Reliable Contracting Grp., LLC v. Dep't of Veterans Affairs, No. 14-1326 (Fed. Cir. 2015)Annotate this Case
In 2003, the VA entered into a contract with Reliable for electrical improvements at a VA medical center, requiring installation of three backup generators, “new and of the most suitable grade.” Federal Acquisition Regulation 52.211-5, incorporated by reference, requires that supplies be “new, reconditioned, or remanufactured,” and defines “new” as “composed of previously unused components.” Reliable sub-contracted to Fisk, which contracted with DTE. In 2004, DTE delivered two Cummins Power Generation generators to the construction site.
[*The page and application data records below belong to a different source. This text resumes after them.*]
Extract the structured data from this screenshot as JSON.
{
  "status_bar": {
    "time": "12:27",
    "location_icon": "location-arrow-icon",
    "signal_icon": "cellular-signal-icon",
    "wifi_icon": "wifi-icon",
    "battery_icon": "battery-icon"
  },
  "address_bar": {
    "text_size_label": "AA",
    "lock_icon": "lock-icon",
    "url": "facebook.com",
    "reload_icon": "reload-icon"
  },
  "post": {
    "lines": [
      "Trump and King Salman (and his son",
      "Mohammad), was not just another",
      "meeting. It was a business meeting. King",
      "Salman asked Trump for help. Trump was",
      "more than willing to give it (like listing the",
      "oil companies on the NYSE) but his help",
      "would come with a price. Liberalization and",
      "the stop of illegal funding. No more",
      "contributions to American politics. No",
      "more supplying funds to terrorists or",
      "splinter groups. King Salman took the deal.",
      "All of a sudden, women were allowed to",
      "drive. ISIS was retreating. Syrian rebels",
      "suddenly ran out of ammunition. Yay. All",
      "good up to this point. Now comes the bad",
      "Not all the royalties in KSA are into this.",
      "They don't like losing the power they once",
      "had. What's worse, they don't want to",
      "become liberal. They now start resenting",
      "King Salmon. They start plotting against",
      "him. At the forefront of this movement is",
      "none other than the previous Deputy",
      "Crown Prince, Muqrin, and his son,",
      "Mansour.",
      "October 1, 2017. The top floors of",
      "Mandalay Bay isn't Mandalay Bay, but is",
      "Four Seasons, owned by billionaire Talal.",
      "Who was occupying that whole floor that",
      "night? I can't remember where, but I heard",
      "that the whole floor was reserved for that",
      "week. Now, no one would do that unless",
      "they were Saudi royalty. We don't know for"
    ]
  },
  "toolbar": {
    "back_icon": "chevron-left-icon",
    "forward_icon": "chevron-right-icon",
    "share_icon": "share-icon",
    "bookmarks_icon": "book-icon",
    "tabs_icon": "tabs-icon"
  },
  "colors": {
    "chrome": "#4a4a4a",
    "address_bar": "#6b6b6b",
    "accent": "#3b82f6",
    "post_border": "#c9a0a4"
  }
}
The VA’s senior resident engineer inspected the generators and determined that they were not “new.” He wrote to Reliable, stating: They show a lot of wear and tear including field burns to enlarge mounting holes. Are they new and will you certify them as such? I cannot pay you … without that certification. Fisk and Reliable initially agreed that the generators did not meet the contract specification. After investigation, they concluded that the generators, manufactured in 2000, had been previously purchased by others but never used. Fisk obtained different generators, which were accepted by the VA. In 2007, Reliable submitted a claim, seeking $1,100,000 for additional costs incurred as a result of rejection of the original generators. In 2013, the Board of Contract Appeals denied Reliable’s claim. The Federal Circuit vacated, holding that the Board erred in its interpretation of the contract.